* PROBLEM STATEMENT
The answer must restate the records below word for word.

(EXERCISE DATA begins)

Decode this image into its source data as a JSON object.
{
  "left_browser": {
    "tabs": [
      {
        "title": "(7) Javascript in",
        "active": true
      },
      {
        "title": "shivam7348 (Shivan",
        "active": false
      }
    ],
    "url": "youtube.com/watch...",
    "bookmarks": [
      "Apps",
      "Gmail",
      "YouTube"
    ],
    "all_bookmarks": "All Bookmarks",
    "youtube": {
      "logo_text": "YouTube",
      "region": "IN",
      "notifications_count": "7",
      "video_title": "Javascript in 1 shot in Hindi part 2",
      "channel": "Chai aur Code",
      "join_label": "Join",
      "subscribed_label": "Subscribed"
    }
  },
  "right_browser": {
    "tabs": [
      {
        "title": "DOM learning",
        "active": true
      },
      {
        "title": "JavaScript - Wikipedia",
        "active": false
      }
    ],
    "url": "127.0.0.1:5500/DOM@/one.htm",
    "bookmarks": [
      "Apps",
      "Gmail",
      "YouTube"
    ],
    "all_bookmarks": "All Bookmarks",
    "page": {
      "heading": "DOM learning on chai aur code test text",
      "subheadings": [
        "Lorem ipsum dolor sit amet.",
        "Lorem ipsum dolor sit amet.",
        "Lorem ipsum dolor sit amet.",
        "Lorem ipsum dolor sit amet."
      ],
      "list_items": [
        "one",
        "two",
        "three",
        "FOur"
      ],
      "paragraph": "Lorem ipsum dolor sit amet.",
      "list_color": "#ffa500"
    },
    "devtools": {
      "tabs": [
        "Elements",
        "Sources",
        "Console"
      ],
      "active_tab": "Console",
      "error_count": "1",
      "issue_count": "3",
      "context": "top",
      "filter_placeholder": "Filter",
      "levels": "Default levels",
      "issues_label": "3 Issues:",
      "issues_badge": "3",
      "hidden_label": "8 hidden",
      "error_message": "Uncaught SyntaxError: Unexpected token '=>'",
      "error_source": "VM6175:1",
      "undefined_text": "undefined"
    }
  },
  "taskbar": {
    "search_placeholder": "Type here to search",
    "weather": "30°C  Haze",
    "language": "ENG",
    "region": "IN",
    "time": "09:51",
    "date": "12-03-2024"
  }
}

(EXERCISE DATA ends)

* TASK OUTPUT
Decode this image into its source data as a JSON object.
{
  "left_browser": {
    "tabs": [
      {
        "title": "(7) Javascript in",
        "active": true
      },
      {
        "title": "shivam7348 (Shivan",
        "active": false
      }
    ],
    "url": "youtube.com/watch...",
    "bookmarks": [
      "Apps",
      "Gmail",
      "YouTube"
    ],
    "all_bookmarks": "All Bookmarks",
    "youtube": {
      "logo_text": "YouTube",
      "region": "IN",
      "notifications_count": "7",
      "video_title": "Javascript in 1 shot in Hindi part 2",
      "channel": "Chai aur Code",
      "join_label": "Join",
      "subscribed_label": "Subscribed"
    }
  },
  "right_browser": {
    "tabs": [
      {
        "title": "DOM learning",
        "active": true
      },
      {
        "title": "JavaScript - Wikipedia",
        "active": false
      }
    ],
    "url": "127.0.0.1:5500/DOM@/one.htm",
    "bookmarks": [
      "Apps",
      "Gmail",
      "YouTube"
    ],
    "all_bookmarks": "All Bookmarks",
    "page": {
      "heading": "DOM learning on chai aur code test text",
      "subheadings": [
        "Lorem ipsum dolor sit amet.",
        "Lorem ipsum dolor sit amet.",
        "Lorem ipsum dolor sit amet.",
        "Lorem ipsum dolor sit amet."
      ],
      "list_items": [
        "one",
        "two",
        "three",
        "FOur"
      ],
      "paragraph": "Lorem ipsum dolor sit amet.",
      "list_color": "#ffa500"
    },
    "devtools": {
      "tabs": [
        "Elements",
        "Sources",
        "Console"
      ],
      "active_tab": "Console",
      "error_count": "1",
      "issue_count": "3",
      "context": "top",
      "filter_placeholder": "Filter",
      "levels": "Default levels",
      "issues_label": "3 Issues:",
      "issues_badge": "3",
      "hidden_label": "8 hidden",
      "error_message": "Uncaught SyntaxError: Unexpected token '=>'",
      "error_source": "VM6175:1",
      "undefined_text": "undefined"
    }
  },
  "taskbar": {
    "search_placeholder": "Type here to search",
    "weather": "30°C  Haze",
    "language": "ENG",
    "region": "IN",
    "time": "09:51",
    "date": "12-03-2024"
  }
}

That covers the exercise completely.